**About this task:** Below are records; how many of their lines contain "true"? Answer with only the number.

[Page and application data records]
________________________________________

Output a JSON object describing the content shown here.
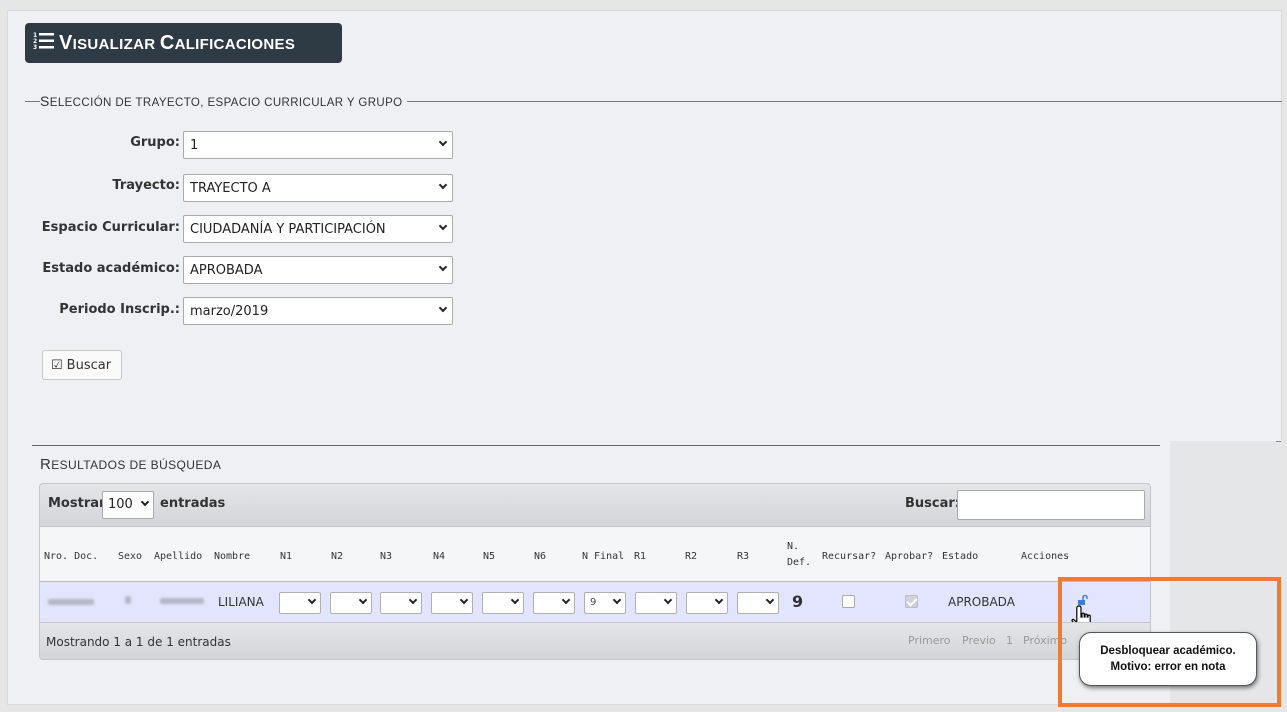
{
  "title": {
    "first": "V",
    "rest": "ISUALIZAR ",
    "first2": "C",
    "rest2": "ALIFICACIONES"
  },
  "section": {
    "legend_a": "S",
    "legend_b": "ELECCIÓN DE TRAYECTO, ESPACIO CURRICULAR Y GRUPO"
  },
  "form": {
    "grupo": {
      "label": "Grupo:",
      "value": "1"
    },
    "trayecto": {
      "label": "Trayecto:",
      "value": "TRAYECTO A"
    },
    "espacio": {
      "label": "Espacio Curricular:",
      "value": "CIUDADANÍA Y PARTICIPACIÓN"
    },
    "estado": {
      "label": "Estado académico:",
      "value": "APROBADA"
    },
    "periodo": {
      "label": "Periodo Inscrip.:",
      "value": "marzo/2019"
    },
    "buscar_button": "Buscar"
  },
  "results": {
    "title_a": "R",
    "title_b": "ESULTADOS DE BÚSQUEDA",
    "show_label": "Mostrar",
    "show_value": "100",
    "entries_label": "entradas",
    "search_label": "Buscar:",
    "columns": [
      "Nro. Doc.",
      "Sexo",
      "Apellido",
      "Nombre",
      "N1",
      "N2",
      "N3",
      "N4",
      "N5",
      "N6",
      "N Final",
      "R1",
      "R2",
      "R3",
      "N.",
      "Def.",
      "Recursar?",
      "Aprobar?",
      "Estado",
      "Acciones"
    ],
    "row": {
      "nombre": "LILIANA",
      "n_final": "9",
      "n_def": "9",
      "estado": "APROBADA",
      "recursar": false,
      "aprobar": true
    },
    "info": "Mostrando 1 a 1 de 1 entradas",
    "pager": {
      "first": "Primero",
      "prev": "Previo",
      "page": "1",
      "next": "Próximo"
    }
  },
  "tooltip": {
    "line1": "Desbloquear académico.",
    "line2": "Motivo: error en nota"
  },
  "colors": {
    "title_bg": "#2f3b44",
    "highlight": "#ee7a33",
    "row_bg": "#e3e5ff"
  }
}
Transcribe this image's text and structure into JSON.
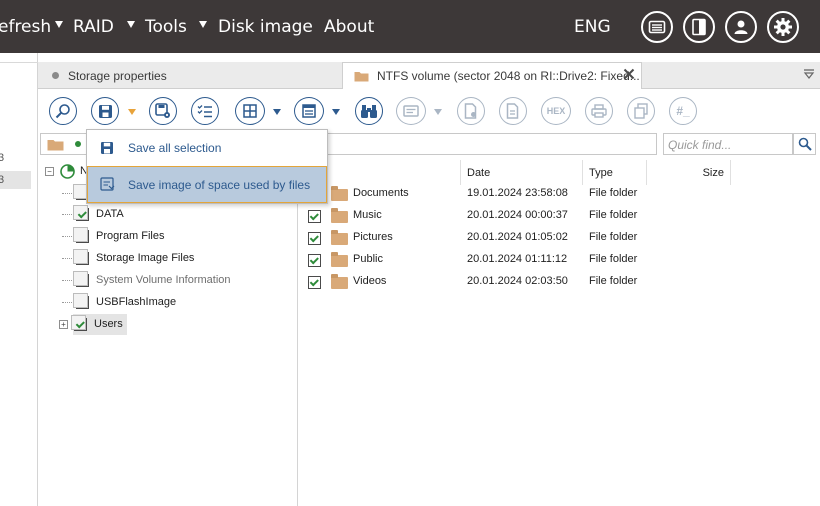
{
  "topmenu": {
    "items": [
      "efresh",
      "RAID",
      "Tools",
      "Disk image",
      "About"
    ],
    "language": "ENG"
  },
  "leftstrip": {
    "items": [
      "3",
      "3"
    ]
  },
  "tabs": [
    {
      "label": "Storage properties"
    },
    {
      "label": "NTFS volume (sector 2048 on RI::Drive2: Fixed..."
    }
  ],
  "toolbar": {
    "hex_label": "HEX",
    "hash_label": "#_"
  },
  "search": {
    "placeholder": "Quick find..."
  },
  "dropdown": {
    "items": [
      {
        "label": "Save all selection"
      },
      {
        "label": "Save image of space used by files"
      }
    ]
  },
  "tree": {
    "root_label": "N",
    "items": [
      {
        "label": "DATA",
        "checked": true
      },
      {
        "label": "Program Files",
        "checked": false
      },
      {
        "label": "Storage Image Files",
        "checked": false
      },
      {
        "label": "System Volume Information",
        "checked": false
      },
      {
        "label": "USBFlashImage",
        "checked": false
      },
      {
        "label": "Users",
        "checked": true
      }
    ]
  },
  "list": {
    "columns": {
      "name": "e",
      "date": "Date",
      "type": "Type",
      "size": "Size"
    },
    "rows": [
      {
        "name": "Documents",
        "date": "19.01.2024 23:58:08",
        "type": "File folder"
      },
      {
        "name": "Music",
        "date": "20.01.2024 00:00:37",
        "type": "File folder"
      },
      {
        "name": "Pictures",
        "date": "20.01.2024 01:05:02",
        "type": "File folder"
      },
      {
        "name": "Public",
        "date": "20.01.2024 01:11:12",
        "type": "File folder"
      },
      {
        "name": "Videos",
        "date": "20.01.2024 02:03:50",
        "type": "File folder"
      }
    ]
  },
  "colors": {
    "topbar": "#3d3838",
    "accent": "#2d5a8e",
    "highlight": "#b8cadd",
    "highlight_border": "#e3a53a",
    "check": "#2e8b3a"
  }
}
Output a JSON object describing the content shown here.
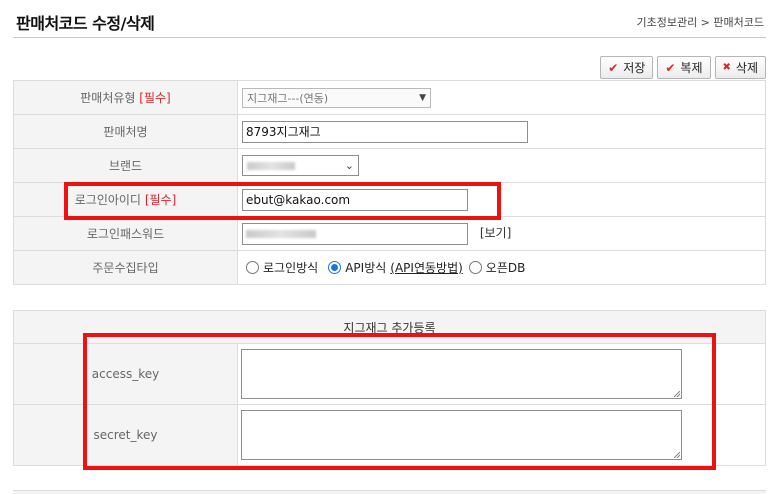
{
  "header": {
    "title": "판매처코드 수정/삭제",
    "breadcrumb": "기초정보관리 > 판매처코드"
  },
  "toolbar": {
    "save_label": "저장",
    "copy_label": "복제",
    "delete_label": "삭제"
  },
  "form": {
    "seller_type": {
      "label": "판매처유형",
      "required_mark": "[필수]",
      "value": "지그재그---(연동)"
    },
    "seller_name": {
      "label": "판매처명",
      "value": "8793지그재그"
    },
    "brand": {
      "label": "브랜드"
    },
    "login_id": {
      "label": "로그인아이디",
      "required_mark": "[필수]",
      "value": "ebut@kakao.com"
    },
    "login_password": {
      "label": "로그인패스워드",
      "view_link": "[보기]"
    },
    "order_collect_type": {
      "label": "주문수집타입",
      "options": [
        {
          "label": "로그인방식",
          "selected": false
        },
        {
          "label": "API방식",
          "selected": true
        },
        {
          "label": "오픈DB",
          "selected": false
        }
      ],
      "api_link": "(API연동방법)"
    }
  },
  "zigzag": {
    "section_title": "지그재그 추가등록",
    "access_key_label": "access_key",
    "secret_key_label": "secret_key",
    "access_key_value": "",
    "secret_key_value": ""
  },
  "colors": {
    "highlight": "#ee1111",
    "required": "#d9262c",
    "radio_accent": "#1a73e8"
  }
}
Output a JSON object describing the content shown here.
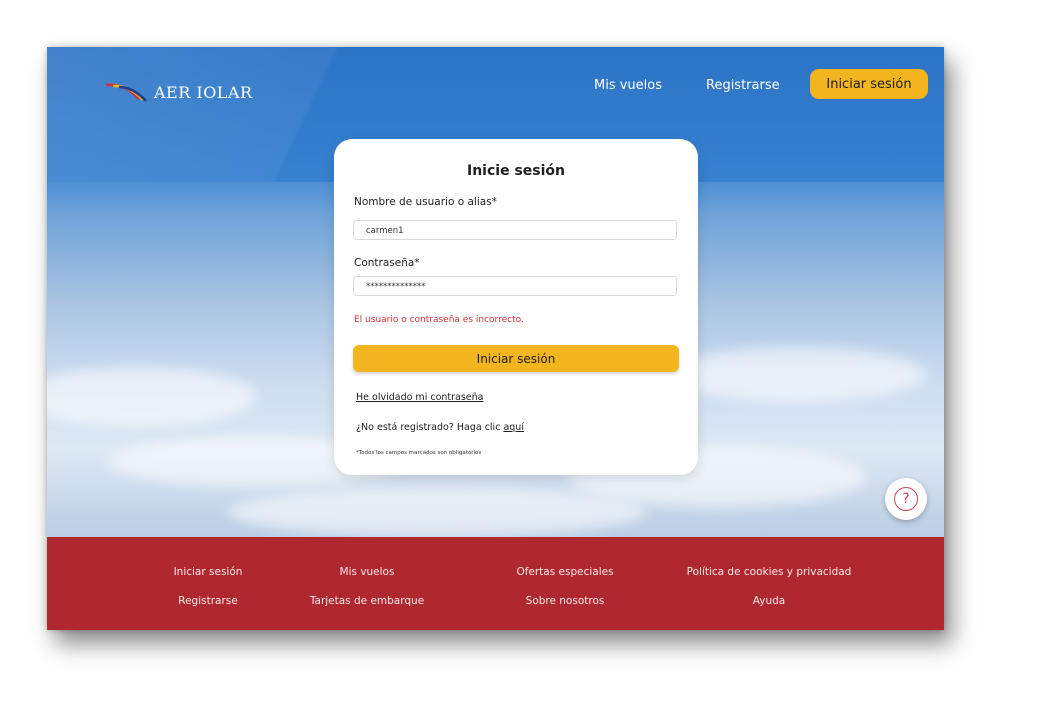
{
  "header": {
    "brand": "AER IOLAR",
    "nav": {
      "my_flights": "Mis vuelos",
      "register": "Registrarse",
      "login": "Iniciar sesión"
    }
  },
  "login_form": {
    "title": "Inicie sesión",
    "username_label": "Nombre de usuario o alias*",
    "username_value": "carmen1",
    "password_label": "Contraseña*",
    "password_value": "**************",
    "error_message": "El usuario o contraseña es incorrecto.",
    "submit_label": "Iniciar sesión",
    "forgot_password": "He olvidado mi contraseña",
    "register_prompt": "¿No está registrado? Haga clic ",
    "register_link": "aquí",
    "required_note": "*Todos los campos marcados son obligatorios"
  },
  "help": {
    "icon": "?"
  },
  "footer": {
    "columns": [
      [
        "Iniciar sesión",
        "Registrarse"
      ],
      [
        "Mis vuelos",
        "Tarjetas de embarque"
      ],
      [
        "Ofertas especiales",
        "Sobre nosotros"
      ],
      [
        "Política de cookies y privacidad",
        "Ayuda"
      ]
    ]
  },
  "colors": {
    "primary_blue": "#2c76c8",
    "accent_yellow": "#f2b51d",
    "footer_red": "#b0282f",
    "error_red": "#d23333"
  }
}
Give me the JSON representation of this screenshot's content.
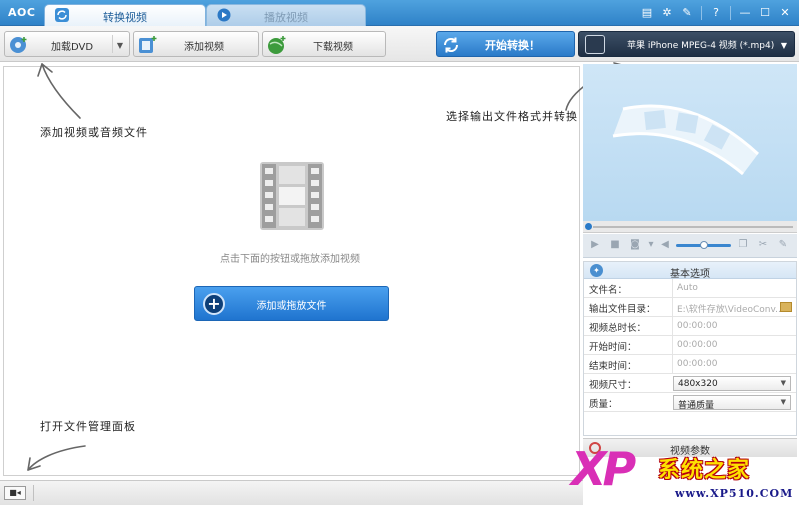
{
  "app": {
    "logo": "AOC",
    "tabs": [
      {
        "label": "转换视频",
        "active": true
      },
      {
        "label": "播放视频",
        "active": false
      }
    ],
    "window_buttons": [
      "menu-icon",
      "gear-icon",
      "tool-icon",
      "help-icon",
      "minimize-icon",
      "maximize-icon",
      "close-icon"
    ]
  },
  "toolbar": {
    "load_dvd": "加载DVD",
    "add_video": "添加视频",
    "download_video": "下载视频",
    "start_convert": "开始转换！",
    "output_format": "苹果 iPhone MPEG-4 视频 (*.mp4)"
  },
  "main": {
    "hint_add": "添加视频或音频文件",
    "hint_format": "选择输出文件格式并转换",
    "hint_panel": "打开文件管理面板",
    "drop_text": "点击下面的按钮或拖放添加视频",
    "drop_button": "添加或拖放文件"
  },
  "options": {
    "title": "基本选项",
    "rows": [
      {
        "label": "文件名：",
        "value": "Auto"
      },
      {
        "label": "输出文件目录：",
        "value": "E:\\软件存放\\VideoConv..."
      },
      {
        "label": "视频总时长：",
        "value": "00:00:00"
      },
      {
        "label": "开始时间：",
        "value": "00:00:00"
      },
      {
        "label": "结束时间：",
        "value": "00:00:00"
      },
      {
        "label": "视频尺寸：",
        "value": "480x320"
      },
      {
        "label": "质量：",
        "value": "普通质量"
      }
    ],
    "video_params": "视频参数"
  },
  "watermark": {
    "logo": "XP",
    "title": "系统之家",
    "url": "www.XP510.COM"
  },
  "colors": {
    "titlebar": "#3a8fd6",
    "start_button": "#2a7ac8",
    "format_button": "#2a3a4f",
    "drop_button": "#1f74cf"
  }
}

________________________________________

**Answer to this task:** 5